By laying out application requirements, outlining activities permitted under each license category, explaining the adult-use market architecture, creating procedures for regulatory enforcement, and more, the regulations will officially launch the adult-use program in New York.
The following licensing types are subject to these regulations:
5. Retail Dispensary
6. Microbusiness License
7. Cannabis Collective (Co-op)
These licenses will be managed by the state’s Marijuana Regulation and Taxation Act. This creates a two-tiered market system focused on consumers in New York. The system separates supply (cultivation, processing, and distribution) from sale, much like the alcohol industry’s structure in New York. The rules forbid people from owning interests in firms at different levels. This blog breaks down the top 5 takeaways from the recent OCM update.
1. The updated rules provide local governments and licensed adult-use cannabis companies in New York with several options for approving cannabis consumption by residents of the city who are at least 21 years old. In addition to on-site consumption licenses, the updated regulations establish paths that permit consumption to occur at retail dispensaries’ licensed premises. Additionally, the revised draft laws allow municipal governments to designate cannabis consumption zones inside their borders by exempting specific locations from the Clean Indoor Air Act. With the help of these updated laws, a retail dispensary licensee, like a CAURD licensee, can now designate a specific location on their property where customers can utilize the cannabis goods they’ve bought there. This location is known as “limited retail”. This area, the Limited Retail Consumption Facility, must be inside the same building as the dispensary or on an adjacent parcel. Entry must be restricted to only people 21 years of age and older. Other license types, such as the microbusiness license and the on-site consumption license, may have additional privileges in the future when locating and operating a consumption facility.
4. The updated regulations formalize the provisional license and the application process. After submitting preliminary data regarding their business and eligibility, applicants seeking licenses without a predetermined location would be given a temporary permit. As applicants look for a place for their cannabis business, collect money and capital, and assemble their staff, the provisional license will cut their initial costs and provide them with a sense of “pre-approval” by the state. These updated regulations also describe the general application procedure, enabling potential applicants to prepare the necessary paperwork before application windows open.
3. After December 29, 2023, the first co-located adult-use and medical dispensary may open; after June 29, 2024, the second and third.
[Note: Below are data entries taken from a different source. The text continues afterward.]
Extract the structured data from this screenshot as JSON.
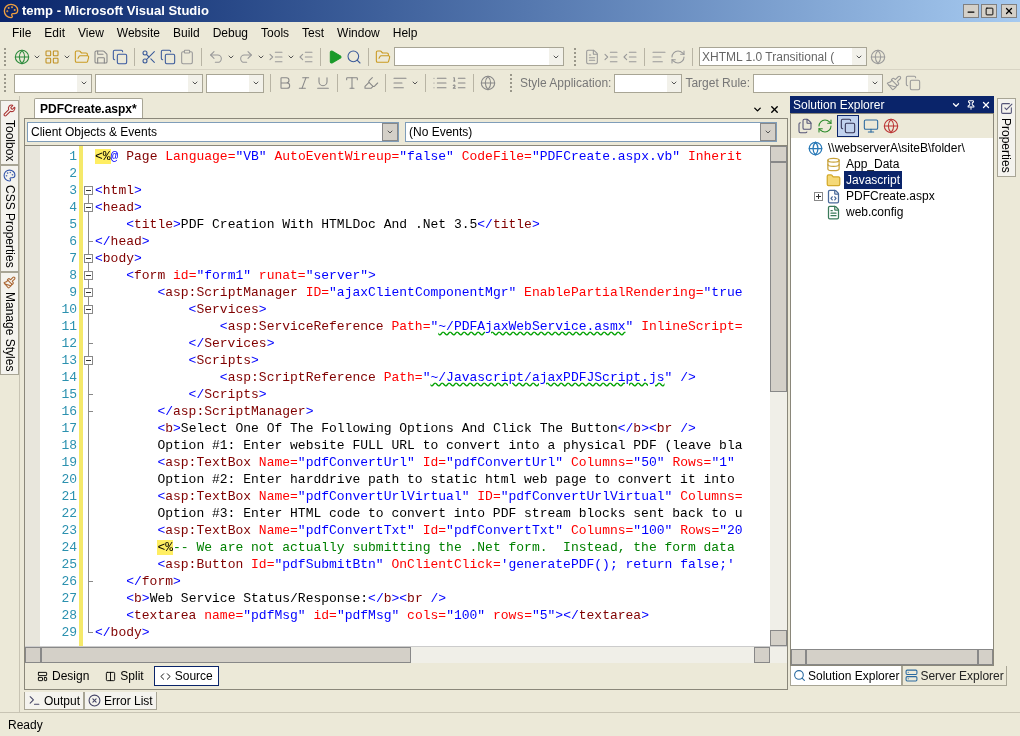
{
  "window": {
    "title": "temp - Microsoft Visual Studio"
  },
  "menu": [
    "File",
    "Edit",
    "View",
    "Website",
    "Build",
    "Debug",
    "Tools",
    "Test",
    "Window",
    "Help"
  ],
  "toolbar": {
    "doctype": "XHTML 1.0 Transitional (",
    "style_application_label": "Style Application:",
    "target_rule_label": "Target Rule:"
  },
  "side_tabs": [
    "Toolbox",
    "CSS Properties",
    "Manage Styles"
  ],
  "editor": {
    "tabs": [
      {
        "label": "PDFCreate.aspx*",
        "selected": true
      }
    ],
    "object_dropdown": "Client Objects & Events",
    "event_dropdown": "(No Events)",
    "lines": [
      {
        "number": "1",
        "kind": "plain",
        "tokens": [
          {
            "kind": "marker",
            "text": "<%"
          },
          {
            "kind": "bracket",
            "text": "@"
          },
          {
            "kind": "tag",
            "text": " Page"
          },
          {
            "kind": "attr",
            "text": " Language="
          },
          {
            "kind": "value",
            "text": "\"VB\""
          },
          {
            "kind": "attr",
            "text": " AutoEventWireup="
          },
          {
            "kind": "value",
            "text": "\"false\""
          },
          {
            "kind": "attr",
            "text": " CodeFile="
          },
          {
            "kind": "value",
            "text": "\"PDFCreate.aspx.vb\""
          },
          {
            "kind": "attr",
            "text": " Inherit"
          }
        ]
      },
      {
        "number": "2",
        "kind": "plain"
      },
      {
        "number": "3",
        "kind": "open",
        "tokens": [
          {
            "kind": "bracket",
            "text": "<"
          },
          {
            "kind": "tag",
            "text": "html"
          },
          {
            "kind": "bracket",
            "text": ">"
          }
        ]
      },
      {
        "number": "4",
        "kind": "open",
        "tokens": [
          {
            "kind": "bracket",
            "text": "<"
          },
          {
            "kind": "tag",
            "text": "head"
          },
          {
            "kind": "bracket",
            "text": ">"
          }
        ]
      },
      {
        "number": "5",
        "kind": "inner",
        "tokens": [
          {
            "kind": "bracket",
            "text": "    <"
          },
          {
            "kind": "tag",
            "text": "title"
          },
          {
            "kind": "bracket",
            "text": ">"
          },
          {
            "kind": "text",
            "text": "PDF Creation With HTMLDoc And .Net 3.5"
          },
          {
            "kind": "bracket",
            "text": "</"
          },
          {
            "kind": "tag",
            "text": "title"
          },
          {
            "kind": "bracket",
            "text": ">"
          }
        ]
      },
      {
        "number": "6",
        "kind": "close",
        "tokens": [
          {
            "kind": "bracket",
            "text": "</"
          },
          {
            "kind": "tag",
            "text": "head"
          },
          {
            "kind": "bracket",
            "text": ">"
          }
        ]
      },
      {
        "number": "7",
        "kind": "open",
        "tokens": [
          {
            "kind": "bracket",
            "text": "<"
          },
          {
            "kind": "tag",
            "text": "body"
          },
          {
            "kind": "bracket",
            "text": ">"
          }
        ]
      },
      {
        "number": "8",
        "kind": "open",
        "tokens": [
          {
            "kind": "bracket",
            "text": "    <"
          },
          {
            "kind": "tag",
            "text": "form"
          },
          {
            "kind": "attr",
            "text": " id="
          },
          {
            "kind": "value",
            "text": "\"form1\""
          },
          {
            "kind": "attr",
            "text": " runat="
          },
          {
            "kind": "value",
            "text": "\"server\""
          },
          {
            "kind": "bracket",
            "text": ">"
          }
        ]
      },
      {
        "number": "9",
        "kind": "open",
        "tokens": [
          {
            "kind": "bracket",
            "text": "        <"
          },
          {
            "kind": "tag",
            "text": "asp:ScriptManager"
          },
          {
            "kind": "attr",
            "text": " ID="
          },
          {
            "kind": "value",
            "text": "\"ajaxClientComponentMgr\""
          },
          {
            "kind": "attr",
            "text": " EnablePartialRendering="
          },
          {
            "kind": "value",
            "text": "\"true"
          }
        ]
      },
      {
        "number": "10",
        "kind": "open",
        "tokens": [
          {
            "kind": "bracket",
            "text": "            <"
          },
          {
            "kind": "tag",
            "text": "Services"
          },
          {
            "kind": "bracket",
            "text": ">"
          }
        ]
      },
      {
        "number": "11",
        "kind": "inner",
        "tokens": [
          {
            "kind": "bracket",
            "text": "                <"
          },
          {
            "kind": "tag",
            "text": "asp:ServiceReference"
          },
          {
            "kind": "attr",
            "text": " Path="
          },
          {
            "kind": "value",
            "text": "\""
          },
          {
            "kind": "flagged-value",
            "text": "~/PDFAjaxWebService.asmx"
          },
          {
            "kind": "value",
            "text": "\""
          },
          {
            "kind": "attr",
            "text": " InlineScript="
          }
        ]
      },
      {
        "number": "12",
        "kind": "close",
        "tokens": [
          {
            "kind": "bracket",
            "text": "            </"
          },
          {
            "kind": "tag",
            "text": "Services"
          },
          {
            "kind": "bracket",
            "text": ">"
          }
        ]
      },
      {
        "number": "13",
        "kind": "open",
        "tokens": [
          {
            "kind": "bracket",
            "text": "            <"
          },
          {
            "kind": "tag",
            "text": "Scripts"
          },
          {
            "kind": "bracket",
            "text": ">"
          }
        ]
      },
      {
        "number": "14",
        "kind": "inner",
        "tokens": [
          {
            "kind": "bracket",
            "text": "                <"
          },
          {
            "kind": "tag",
            "text": "asp:ScriptReference"
          },
          {
            "kind": "attr",
            "text": " Path="
          },
          {
            "kind": "value",
            "text": "\""
          },
          {
            "kind": "flagged-value",
            "text": "~/Javascript/ajaxPDFJScript.js"
          },
          {
            "kind": "value",
            "text": "\""
          },
          {
            "kind": "bracket",
            "text": " />"
          }
        ]
      },
      {
        "number": "15",
        "kind": "close",
        "tokens": [
          {
            "kind": "bracket",
            "text": "            </"
          },
          {
            "kind": "tag",
            "text": "Scripts"
          },
          {
            "kind": "bracket",
            "text": ">"
          }
        ]
      },
      {
        "number": "16",
        "kind": "close",
        "tokens": [
          {
            "kind": "bracket",
            "text": "        </"
          },
          {
            "kind": "tag",
            "text": "asp:ScriptManager"
          },
          {
            "kind": "bracket",
            "text": ">"
          }
        ]
      },
      {
        "number": "17",
        "kind": "inner",
        "tokens": [
          {
            "kind": "bracket",
            "text": "        <"
          },
          {
            "kind": "tag",
            "text": "b"
          },
          {
            "kind": "bracket",
            "text": ">"
          },
          {
            "kind": "text",
            "text": "Select One Of The Following Options And Click The Button"
          },
          {
            "kind": "bracket",
            "text": "</"
          },
          {
            "kind": "tag",
            "text": "b"
          },
          {
            "kind": "bracket",
            "text": "><"
          },
          {
            "kind": "tag",
            "text": "br"
          },
          {
            "kind": "bracket",
            "text": " />"
          }
        ]
      },
      {
        "number": "18",
        "kind": "inner",
        "tokens": [
          {
            "kind": "text",
            "text": "        Option #1: Enter website FULL URL to convert into a physical PDF (leave bla"
          }
        ]
      },
      {
        "number": "19",
        "kind": "inner",
        "tokens": [
          {
            "kind": "bracket",
            "text": "        <"
          },
          {
            "kind": "tag",
            "text": "asp:TextBox"
          },
          {
            "kind": "attr",
            "text": " Name="
          },
          {
            "kind": "value",
            "text": "\"pdfConvertUrl\""
          },
          {
            "kind": "attr",
            "text": " Id="
          },
          {
            "kind": "value",
            "text": "\"pdfConvertUrl\""
          },
          {
            "kind": "attr",
            "text": " Columns="
          },
          {
            "kind": "value",
            "text": "\"50\""
          },
          {
            "kind": "attr",
            "text": " Rows="
          },
          {
            "kind": "value",
            "text": "\"1\""
          }
        ]
      },
      {
        "number": "20",
        "kind": "inner",
        "tokens": [
          {
            "kind": "text",
            "text": "        Option #2: Enter harddrive path to static html web page to convert it into"
          }
        ]
      },
      {
        "number": "21",
        "kind": "inner",
        "tokens": [
          {
            "kind": "bracket",
            "text": "        <"
          },
          {
            "kind": "tag",
            "text": "asp:TextBox"
          },
          {
            "kind": "attr",
            "text": " Name="
          },
          {
            "kind": "value",
            "text": "\"pdfConvertUrlVirtual\""
          },
          {
            "kind": "attr",
            "text": " ID="
          },
          {
            "kind": "value",
            "text": "\"pdfConvertUrlVirtual\""
          },
          {
            "kind": "attr",
            "text": " Columns="
          }
        ]
      },
      {
        "number": "22",
        "kind": "inner",
        "tokens": [
          {
            "kind": "text",
            "text": "        Option #3: Enter HTML code to convert into PDF stream blocks sent back to u"
          }
        ]
      },
      {
        "number": "23",
        "kind": "inner",
        "tokens": [
          {
            "kind": "bracket",
            "text": "        <"
          },
          {
            "kind": "tag",
            "text": "asp:TextBox"
          },
          {
            "kind": "attr",
            "text": " Name="
          },
          {
            "kind": "value",
            "text": "\"pdfConvertTxt\""
          },
          {
            "kind": "attr",
            "text": " Id="
          },
          {
            "kind": "value",
            "text": "\"pdfConvertTxt\""
          },
          {
            "kind": "attr",
            "text": " Columns="
          },
          {
            "kind": "value",
            "text": "\"100\""
          },
          {
            "kind": "attr",
            "text": " Rows="
          },
          {
            "kind": "value",
            "text": "\"20"
          }
        ]
      },
      {
        "number": "24",
        "kind": "inner",
        "tokens": [
          {
            "kind": "marker",
            "text": "        <%"
          },
          {
            "kind": "comment",
            "text": "-- We are not actually submitting the .Net form.  Instead, the form data"
          }
        ]
      },
      {
        "number": "25",
        "kind": "inner",
        "tokens": [
          {
            "kind": "bracket",
            "text": "        <"
          },
          {
            "kind": "tag",
            "text": "asp:Button"
          },
          {
            "kind": "attr",
            "text": " Id="
          },
          {
            "kind": "value",
            "text": "\"pdfSubmitBtn\""
          },
          {
            "kind": "attr",
            "text": " OnClientClick="
          },
          {
            "kind": "value",
            "text": "'generatePDF(); return false;'"
          }
        ]
      },
      {
        "number": "26",
        "kind": "close",
        "tokens": [
          {
            "kind": "bracket",
            "text": "    </"
          },
          {
            "kind": "tag",
            "text": "form"
          },
          {
            "kind": "bracket",
            "text": ">"
          }
        ]
      },
      {
        "number": "27",
        "kind": "inner",
        "tokens": [
          {
            "kind": "bracket",
            "text": "    <"
          },
          {
            "kind": "tag",
            "text": "b"
          },
          {
            "kind": "bracket",
            "text": ">"
          },
          {
            "kind": "text",
            "text": "Web Service Status/Response:"
          },
          {
            "kind": "bracket",
            "text": "</"
          },
          {
            "kind": "tag",
            "text": "b"
          },
          {
            "kind": "bracket",
            "text": "><"
          },
          {
            "kind": "tag",
            "text": "br"
          },
          {
            "kind": "bracket",
            "text": " />"
          }
        ]
      },
      {
        "number": "28",
        "kind": "inner",
        "tokens": [
          {
            "kind": "bracket",
            "text": "    <"
          },
          {
            "kind": "tag",
            "text": "textarea"
          },
          {
            "kind": "attr",
            "text": " name="
          },
          {
            "kind": "value",
            "text": "\"pdfMsg\""
          },
          {
            "kind": "attr",
            "text": " id="
          },
          {
            "kind": "value",
            "text": "\"pdfMsg\""
          },
          {
            "kind": "attr",
            "text": " cols="
          },
          {
            "kind": "value",
            "text": "\"100\""
          },
          {
            "kind": "attr",
            "text": " rows="
          },
          {
            "kind": "value",
            "text": "\"5\""
          },
          {
            "kind": "bracket",
            "text": "></"
          },
          {
            "kind": "tag",
            "text": "textarea"
          },
          {
            "kind": "bracket",
            "text": ">"
          }
        ]
      },
      {
        "number": "29",
        "kind": "close",
        "tokens": [
          {
            "kind": "bracket",
            "text": "</"
          },
          {
            "kind": "tag",
            "text": "body"
          },
          {
            "kind": "bracket",
            "text": ">"
          }
        ]
      }
    ],
    "view_tabs": [
      {
        "label": "Design",
        "kind": "design",
        "selected": false
      },
      {
        "label": "Split",
        "kind": "split",
        "selected": false
      },
      {
        "label": "Source",
        "kind": "source",
        "selected": true
      }
    ]
  },
  "solution_explorer": {
    "title": "Solution Explorer",
    "tree": [
      {
        "label": "\\\\webserverA\\siteB\\folder\\",
        "kind": "site",
        "selected": false,
        "expanded": true,
        "children": [
          {
            "label": "App_Data",
            "kind": "data-folder",
            "selected": false
          },
          {
            "label": "Javascript",
            "kind": "folder",
            "selected": true
          },
          {
            "label": "PDFCreate.aspx",
            "kind": "page",
            "selected": false,
            "expanded": false
          },
          {
            "label": "web.config",
            "kind": "config",
            "selected": false
          }
        ]
      }
    ],
    "tabs": [
      {
        "label": "Solution Explorer",
        "kind": "solution",
        "selected": true
      },
      {
        "label": "Server Explorer",
        "kind": "server",
        "selected": false
      }
    ]
  },
  "properties_tab": "Properties",
  "bottom_tabs": [
    {
      "label": "Output",
      "kind": "output"
    },
    {
      "label": "Error List",
      "kind": "errors"
    }
  ],
  "status_bar": "Ready"
}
The following pricing schedule applies to this transition: The remaining balance is due by the earlier of the opening of the second co-located dispensary by the ROD or in $5 million installments paid within 30 days of each $100 million in revenue generated by the ROD, up to $300 million. $5 million is due at the time of licensure.
4. The greatest of 10% of gross revenue, 50% of net income, or $100,000 would be raised to the greatest of 10% of gross revenue, 50% of net revenue, or $250,000 to qualify as a proper party of interest in an adult-use cannabis license or applicant.
5. Microbusiness license holders may buy up to 500 pounds of cannabis biomass annually and more biomass when their operations are in danger (such as crop failure).
How we can help?
At Cannabis License Experts, we provide you with the guidance to plan your cannabis business, acquire funding, navigate the legal requirements, and acquire the appropriate cannabis license for your operations. As the New York cannabis industry develops, more and more licensed producers will be needed to meet the demands of consumers.
Cannabis License Experts offers support from day one of starting your cannabis business, including strategic planning, floor plan preparation, site audits, SOPs, Preventive Control Plans (PCPs), and more.
Our Edibles Compliance division can provide you with a solid plan for your edibles business to help get your products on store shelves.
Contact us today to discover how we can license and legalize your cannabis business to meet federal or provincial regulations.